» WHAT IS NEEDED:
The reply must repeat each entry exactly and contain no pictures.

» RECORDS SHOWN:
========================
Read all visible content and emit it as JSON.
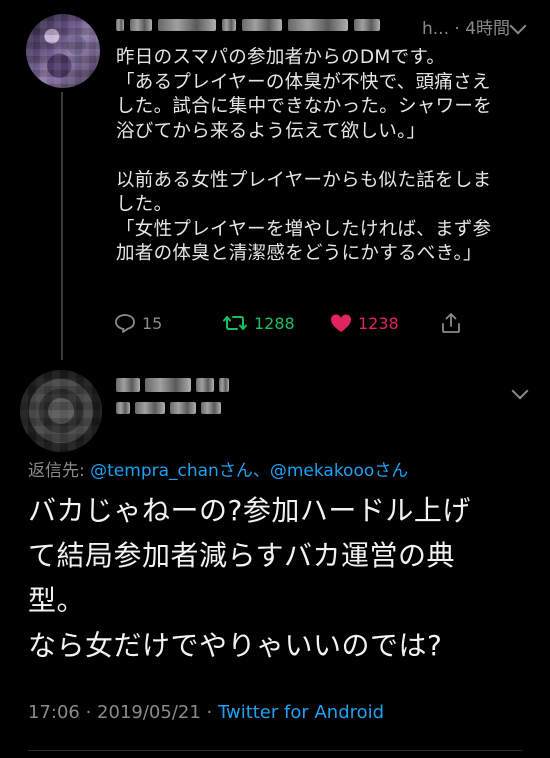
{
  "tweet1": {
    "handle_time": "h... · 4時間",
    "body_lines": [
      "昨日のスマパの参加者からのDMです。",
      "「あるプレイヤーの体臭が不快で、頭痛さえ",
      "した。試合に集中できなかった。シャワーを",
      "浴びてから来るよう伝えて欲しい。」",
      "",
      "以前ある女性プレイヤーからも似た話をしま",
      "した。",
      "「女性プレイヤーを増やしたければ、まず参",
      "加者の体臭と清潔感をどうにかするべき。」"
    ],
    "reply_count": "15",
    "retweet_count": "1288",
    "like_count": "1238"
  },
  "tweet2": {
    "reply_to_label": "返信先: ",
    "reply_to_handles": "@tempra_chanさん、@mekakoooさん",
    "text_lines": [
      "バカじゃねーの?参加ハードル上げ",
      "て結局参加者減らすバカ運営の典",
      "型。",
      "なら女だけでやりゃいいのでは?"
    ],
    "timestamp": "17:06 · 2019/05/21 · ",
    "source": "Twitter for Android"
  },
  "colors": {
    "background": "#000000",
    "link": "#1da1f2",
    "retweet": "#17bf63",
    "like": "#e0245e",
    "muted": "#8a8a8a"
  }
}
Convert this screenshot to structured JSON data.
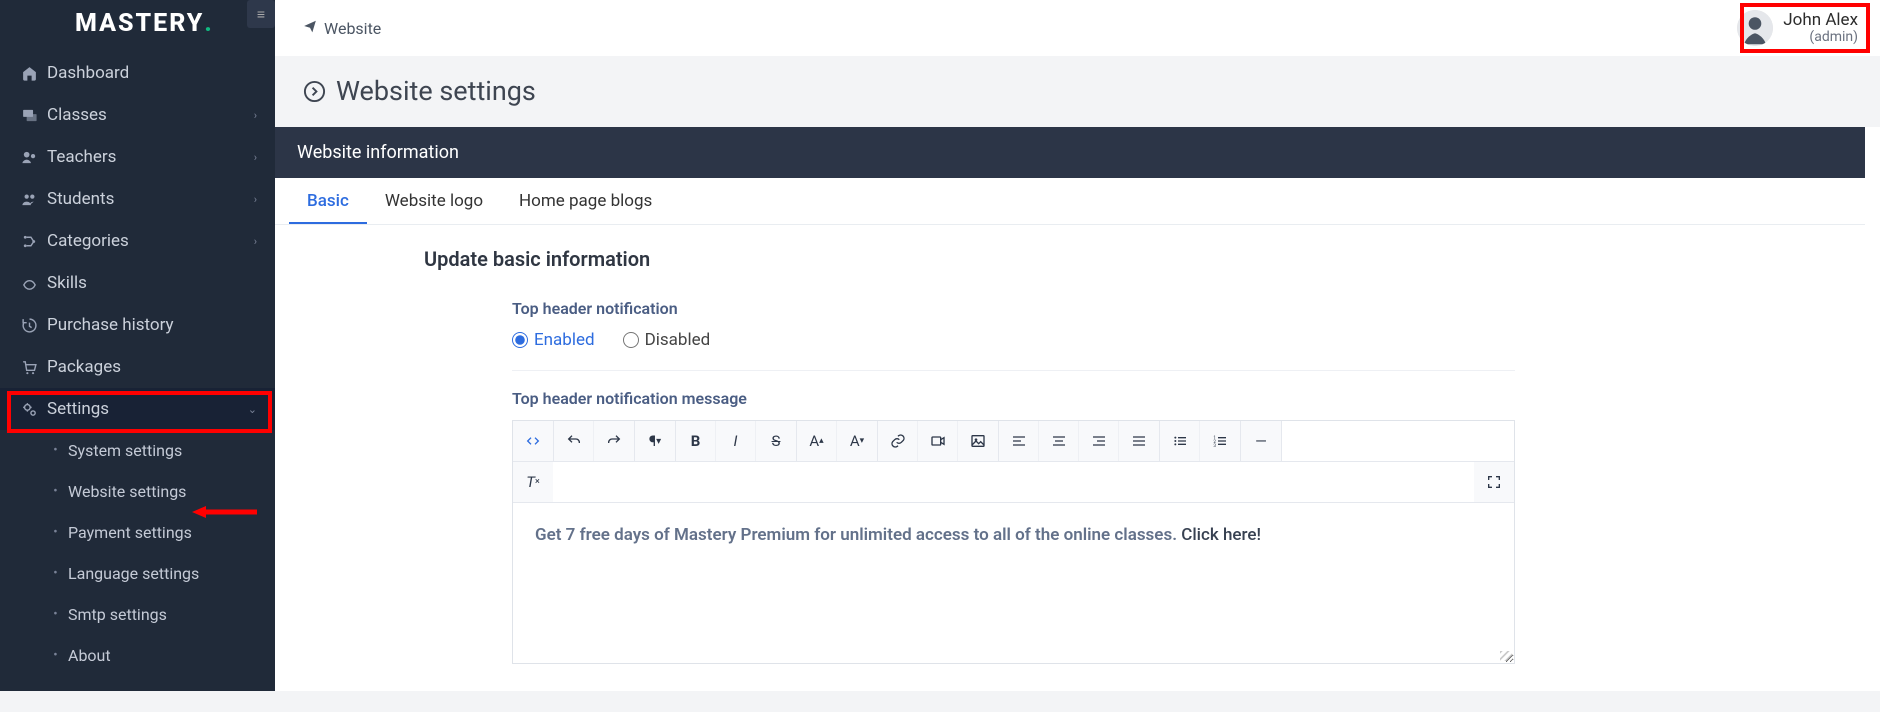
{
  "brand": {
    "name": "MASTERY"
  },
  "breadcrumb": {
    "label": "Website"
  },
  "user": {
    "name": "John Alex",
    "role": "(admin)"
  },
  "page_title": "Website settings",
  "panel_title": "Website information",
  "tabs": [
    {
      "label": "Basic",
      "active": true
    },
    {
      "label": "Website logo",
      "active": false
    },
    {
      "label": "Home page blogs",
      "active": false
    }
  ],
  "form": {
    "heading": "Update basic information",
    "notif_label": "Top header notification",
    "notif_enabled": "Enabled",
    "notif_disabled": "Disabled",
    "notif_msg_label": "Top header notification message",
    "editor_text_bold": "Get 7 free days of Mastery Premium for unlimited access to all of the online classes.",
    "editor_text_link": "Click here!"
  },
  "sidebar": {
    "items": [
      {
        "icon": "home-icon",
        "label": "Dashboard"
      },
      {
        "icon": "classes-icon",
        "label": "Classes",
        "chev": true
      },
      {
        "icon": "teachers-icon",
        "label": "Teachers",
        "chev": true
      },
      {
        "icon": "students-icon",
        "label": "Students",
        "chev": true
      },
      {
        "icon": "categories-icon",
        "label": "Categories",
        "chev": true
      },
      {
        "icon": "skills-icon",
        "label": "Skills"
      },
      {
        "icon": "history-icon",
        "label": "Purchase history"
      },
      {
        "icon": "packages-icon",
        "label": "Packages"
      },
      {
        "icon": "settings-icon",
        "label": "Settings",
        "chev": true,
        "active": true
      }
    ],
    "settings_children": [
      {
        "label": "System settings"
      },
      {
        "label": "Website settings"
      },
      {
        "label": "Payment settings"
      },
      {
        "label": "Language settings"
      },
      {
        "label": "Smtp settings"
      },
      {
        "label": "About"
      }
    ]
  },
  "editor_tb": {
    "row1": [
      [
        "code-view-icon"
      ],
      [
        "undo-icon",
        "redo-icon"
      ],
      [
        "paragraph-icon"
      ],
      [
        "bold-icon",
        "italic-icon",
        "strike-icon"
      ],
      [
        "font-inc-icon",
        "font-dec-icon"
      ],
      [
        "link-icon",
        "video-icon",
        "image-icon"
      ],
      [
        "align-left-icon",
        "align-center-icon",
        "align-right-icon",
        "align-justify-icon"
      ],
      [
        "list-ul-icon",
        "list-ol-icon"
      ],
      [
        "hr-icon"
      ]
    ],
    "row2_left": [
      "clear-format-icon"
    ],
    "row2_right": [
      "fullscreen-icon"
    ]
  }
}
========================
» OUTPUT:
Read all visible content and emit it as JSON.
{
  "tweet1": {
    "handle_time": "h... · 4時間",
    "body_lines": [
      "昨日のスマパの参加者からのDMです。",
      "「あるプレイヤーの体臭が不快で、頭痛さえ",
      "した。試合に集中できなかった。シャワーを",
      "浴びてから来るよう伝えて欲しい。」",
      "",
      "以前ある女性プレイヤーからも似た話をしま",
      "した。",
      "「女性プレイヤーを増やしたければ、まず参",
      "加者の体臭と清潔感をどうにかするべき。」"
    ],
    "reply_count": "15",
    "retweet_count": "1288",
    "like_count": "1238"
  },
  "tweet2": {
    "reply_to_label": "返信先: ",
    "reply_to_handles": "@tempra_chanさん、@mekakoooさん",
    "text_lines": [
      "バカじゃねーの?参加ハードル上げ",
      "て結局参加者減らすバカ運営の典",
      "型。",
      "なら女だけでやりゃいいのでは?"
    ],
    "timestamp": "17:06 · 2019/05/21 · ",
    "source": "Twitter for Android"
  },
  "colors": {
    "background": "#000000",
    "link": "#1da1f2",
    "retweet": "#17bf63",
    "like": "#e0245e",
    "muted": "#8a8a8a"
  }
}
Convert this screenshot to structured JSON data.
{
  "brand": {
    "name": "MASTERY"
  },
  "breadcrumb": {
    "label": "Website"
  },
  "user": {
    "name": "John Alex",
    "role": "(admin)"
  },
  "page_title": "Website settings",
  "panel_title": "Website information",
  "tabs": [
    {
      "label": "Basic",
      "active": true
    },
    {
      "label": "Website logo",
      "active": false
    },
    {
      "label": "Home page blogs",
      "active": false
    }
  ],
  "form": {
    "heading": "Update basic information",
    "notif_label": "Top header notification",
    "notif_enabled": "Enabled",
    "notif_disabled": "Disabled",
    "notif_msg_label": "Top header notification message",
    "editor_text_bold": "Get 7 free days of Mastery Premium for unlimited access to all of the online classes.",
    "editor_text_link": "Click here!"
  },
  "sidebar": {
    "items": [
      {
        "icon": "home-icon",
        "label": "Dashboard"
      },
      {
        "icon": "classes-icon",
        "label": "Classes",
        "chev": true
      },
      {
        "icon": "teachers-icon",
        "label": "Teachers",
        "chev": true
      },
      {
        "icon": "students-icon",
        "label": "Students",
        "chev": true
      },
      {
        "icon": "categories-icon",
        "label": "Categories",
        "chev": true
      },
      {
        "icon": "skills-icon",
        "label": "Skills"
      },
      {
        "icon": "history-icon",
        "label": "Purchase history"
      },
      {
        "icon": "packages-icon",
        "label": "Packages"
      },
      {
        "icon": "settings-icon",
        "label": "Settings",
        "chev": true,
        "active": true
      }
    ],
    "settings_children": [
      {
        "label": "System settings"
      },
      {
        "label": "Website settings"
      },
      {
        "label": "Payment settings"
      },
      {
        "label": "Language settings"
      },
      {
        "label": "Smtp settings"
      },
      {
        "label": "About"
      }
    ]
  },
  "editor_tb": {
    "row1": [
      [
        "code-view-icon"
      ],
      [
        "undo-icon",
        "redo-icon"
      ],
      [
        "paragraph-icon"
      ],
      [
        "bold-icon",
        "italic-icon",
        "strike-icon"
      ],
      [
        "font-inc-icon",
        "font-dec-icon"
      ],
      [
        "link-icon",
        "video-icon",
        "image-icon"
      ],
      [
        "align-left-icon",
        "align-center-icon",
        "align-right-icon",
        "align-justify-icon"
      ],
      [
        "list-ul-icon",
        "list-ol-icon"
      ],
      [
        "hr-icon"
      ]
    ],
    "row2_left": [
      "clear-format-icon"
    ],
    "row2_right": [
      "fullscreen-icon"
    ]
  }
}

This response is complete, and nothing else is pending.